“A layer of death and decay beneath the surface of the water.”
That’s how Will Wied describes what happened in picturesque Bocas del Toro on the Caribbean coast of Panama after a dramatic drop in oxygen levels.
Wied, a Ph.D. student in the FIU Institute of Environment, was part of a collaborative group of scientists led by the Smithsonian Tropical Research Institute that witnessed and documented the devastating deoxygenation event in 2017 and recently published their findings in Nature Communications. They found half the corals in in shallower areas didn’t survive. But microbes that also live on the reef, including bacteria and viruses, responded differently, and could even provide a possible new clue for predicting future events.
“I’ve seen bleached reefs before, and this was so different. The sea urchins and the brittle stars were trying to climb up and escape. It was horrific, eye-opening and just sad to see,” Wied said.
Hypoxia occurs when oxygen levels plummet to the point of being close to zero. The 2017 Bocas del Toro event, though, was especially devastating for two reasons — how low oxygen levels dropped and how it impacted not just deeper depths, but shallower waters, as well. These factors led to two separate stories unfolding on the reef — one of death, another of resilience.
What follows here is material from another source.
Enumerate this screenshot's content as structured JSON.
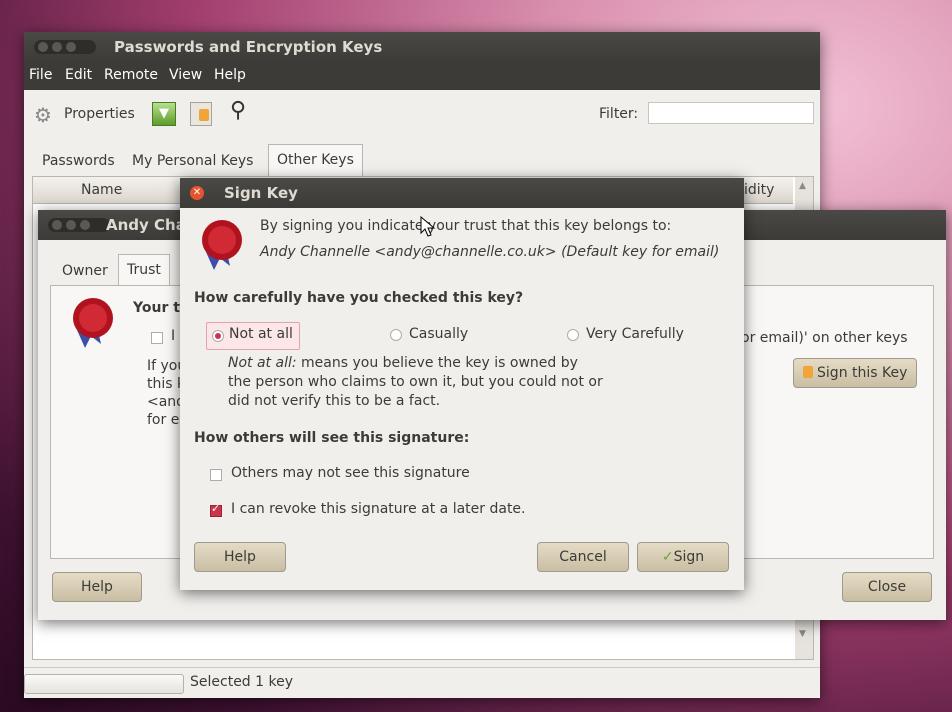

Corals at deeper depths, about 30 to 60 feet, all died. Half of the corals in shallower water also died. The corals that survived present researchers with questions that future work may be able to answer, including what sort of adaptations helped them withstand these stressful, traumatic events.
Meanwhile, the microbes living on the reef seemed to play a game of hide and seek. During the event, the team conducted water quality monitoring at more than 80 sites. When oxygen levels were lowest, the microbe community shifted and changed. Microbes not usually detected in the water when oxygen levels were normal were suddenly showing up. A month after the hypoxia event ended, those microbes returned to normal.
While there are still many unknowns, the researchers stress the importance of including deoxygenation into the overall picture when considering the threats against corals and other marine ecosystems.
“There’s still a lot we don’t know, but what we do know is that it’s important to begin to look at both deoxygenation and what these microbial communities are doing, so we can maybe use them as an indicator to predict when these hypoxia events begin and end,” Wied said. “It’s very clear they play a role, since they are coming and going with the changing oxygen levels.”
Currently, there’s very little research on how hypoxic events impact tropical habitats, but this study provides some of the first clues to begin to uncover that important question — perhaps even more urgent, since deoxygenation events are expected to become more and more common due to the impacts of the climate crisis.
Researchers hope to continue their work in Bocas del Toro, since it’s an ideal study site. The mainland coastline is primarily farmland. There isn’t adequate waste management. The water quality isn’t great and the reefs aren’t pristine. And this what makes it the most realistic, perfect example of what the future may hold for other places.